Task item: Without the pictures, restate all of the data below word for word.

Records for the exercise:
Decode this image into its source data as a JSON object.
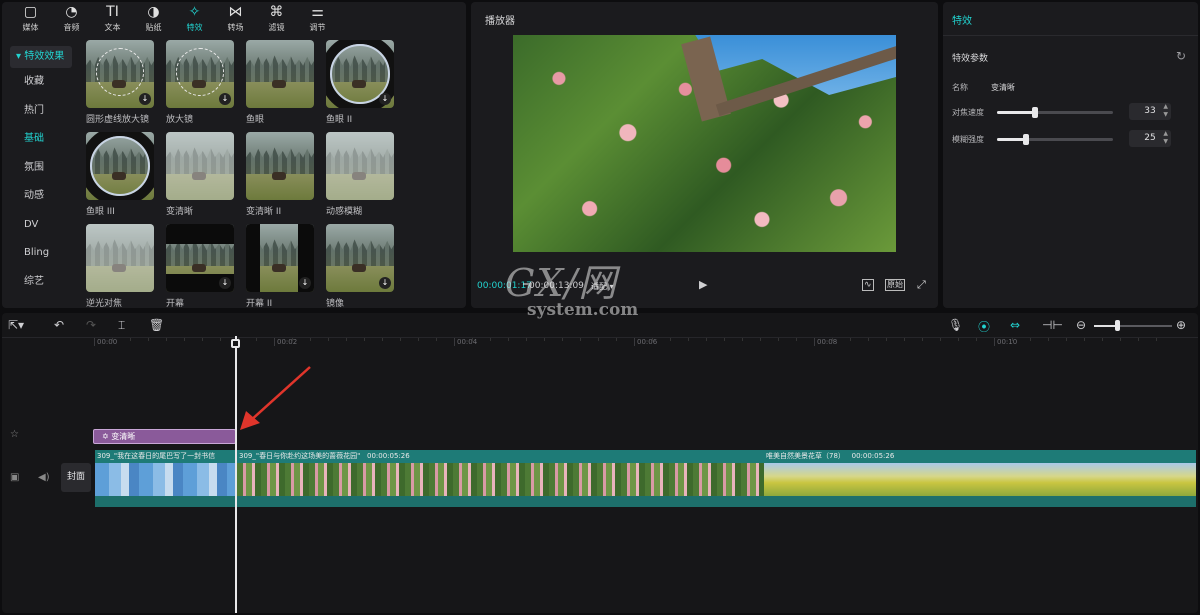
{
  "toolbar": {
    "items": [
      {
        "label": "媒体",
        "icon": "▢"
      },
      {
        "label": "音频",
        "icon": "◔"
      },
      {
        "label": "文本",
        "icon": "TI"
      },
      {
        "label": "贴纸",
        "icon": "◑"
      },
      {
        "label": "特效",
        "icon": "✧"
      },
      {
        "label": "转场",
        "icon": "⋈"
      },
      {
        "label": "滤镜",
        "icon": "⌘"
      },
      {
        "label": "调节",
        "icon": "⚌"
      }
    ],
    "active_index": 4
  },
  "categories": {
    "header": "▾ 特效效果",
    "items": [
      "收藏",
      "热门",
      "基础",
      "氛围",
      "动感",
      "DV",
      "Bling",
      "综艺"
    ],
    "selected_index": 2
  },
  "effects": [
    {
      "name": "圆形虚线放大镜",
      "style": "circle"
    },
    {
      "name": "放大镜",
      "style": "circle"
    },
    {
      "name": "鱼眼",
      "style": "plain"
    },
    {
      "name": "鱼眼 II",
      "style": "globe"
    },
    {
      "name": "鱼眼 III",
      "style": "globe"
    },
    {
      "name": "变清晰",
      "style": "fog"
    },
    {
      "name": "变清晰 II",
      "style": "plain"
    },
    {
      "name": "动感模糊",
      "style": "fog"
    },
    {
      "name": "逆光对焦",
      "style": "fog"
    },
    {
      "name": "开幕",
      "style": "open"
    },
    {
      "name": "开幕 II",
      "style": "open2"
    },
    {
      "name": "镜像",
      "style": "plain"
    }
  ],
  "player": {
    "title": "播放器",
    "current_time": "00:00:01:17",
    "total_time": "00:00:13:09",
    "ratio_label": "适配",
    "original_label": "原始",
    "accent": "#22d3d0"
  },
  "effect_panel": {
    "title": "特效",
    "section": "特效参数",
    "name_label": "名称",
    "name_value": "变清晰",
    "params": [
      {
        "label": "对焦速度",
        "value": 33
      },
      {
        "label": "模糊强度",
        "value": 25
      }
    ]
  },
  "timeline": {
    "ruler": [
      "00:00",
      "00:02",
      "00:04",
      "00:06",
      "00:08",
      "00:10"
    ],
    "effect_clip": "变清晰",
    "cover_label": "封面",
    "clips": [
      {
        "title": "309_\"我在这春日的尾巴写了一封书信",
        "duration": "",
        "color": "#5a8fc8"
      },
      {
        "title": "309_\"春日与你赴约这场美的蔷薇花园\"",
        "duration": "00:00:05:26",
        "color": "#6a8a4a"
      },
      {
        "title": "唯美自然美景花草（78）",
        "duration": "00:00:05:26",
        "color": "#c9c94a"
      }
    ]
  },
  "watermark": {
    "line1": "GX/网",
    "line2": "system.com"
  }
}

Exercise output:
Decode this image into its source data as a JSON object.
{
  "toolbar": {
    "items": [
      {
        "label": "媒体",
        "icon": "▢"
      },
      {
        "label": "音频",
        "icon": "◔"
      },
      {
        "label": "文本",
        "icon": "TI"
      },
      {
        "label": "贴纸",
        "icon": "◑"
      },
      {
        "label": "特效",
        "icon": "✧"
      },
      {
        "label": "转场",
        "icon": "⋈"
      },
      {
        "label": "滤镜",
        "icon": "⌘"
      },
      {
        "label": "调节",
        "icon": "⚌"
      }
    ],
    "active_index": 4
  },
  "categories": {
    "header": "▾ 特效效果",
    "items": [
      "收藏",
      "热门",
      "基础",
      "氛围",
      "动感",
      "DV",
      "Bling",
      "综艺"
    ],
    "selected_index": 2
  },
  "effects": [
    {
      "name": "圆形虚线放大镜",
      "style": "circle"
    },
    {
      "name": "放大镜",
      "style": "circle"
    },
    {
      "name": "鱼眼",
      "style": "plain"
    },
    {
      "name": "鱼眼 II",
      "style": "globe"
    },
    {
      "name": "鱼眼 III",
      "style": "globe"
    },
    {
      "name": "变清晰",
      "style": "fog"
    },
    {
      "name": "变清晰 II",
      "style": "plain"
    },
    {
      "name": "动感模糊",
      "style": "fog"
    },
    {
      "name": "逆光对焦",
      "style": "fog"
    },
    {
      "name": "开幕",
      "style": "open"
    },
    {
      "name": "开幕 II",
      "style": "open2"
    },
    {
      "name": "镜像",
      "style": "plain"
    }
  ],
  "player": {
    "title": "播放器",
    "current_time": "00:00:01:17",
    "total_time": "00:00:13:09",
    "ratio_label": "适配",
    "original_label": "原始",
    "accent": "#22d3d0"
  },
  "effect_panel": {
    "title": "特效",
    "section": "特效参数",
    "name_label": "名称",
    "name_value": "变清晰",
    "params": [
      {
        "label": "对焦速度",
        "value": 33
      },
      {
        "label": "模糊强度",
        "value": 25
      }
    ]
  },
  "timeline": {
    "ruler": [
      "00:00",
      "00:02",
      "00:04",
      "00:06",
      "00:08",
      "00:10"
    ],
    "effect_clip": "变清晰",
    "cover_label": "封面",
    "clips": [
      {
        "title": "309_\"我在这春日的尾巴写了一封书信",
        "duration": "",
        "color": "#5a8fc8"
      },
      {
        "title": "309_\"春日与你赴约这场美的蔷薇花园\"",
        "duration": "00:00:05:26",
        "color": "#6a8a4a"
      },
      {
        "title": "唯美自然美景花草（78）",
        "duration": "00:00:05:26",
        "color": "#c9c94a"
      }
    ]
  },
  "watermark": {
    "line1": "GX/网",
    "line2": "system.com"
  }
}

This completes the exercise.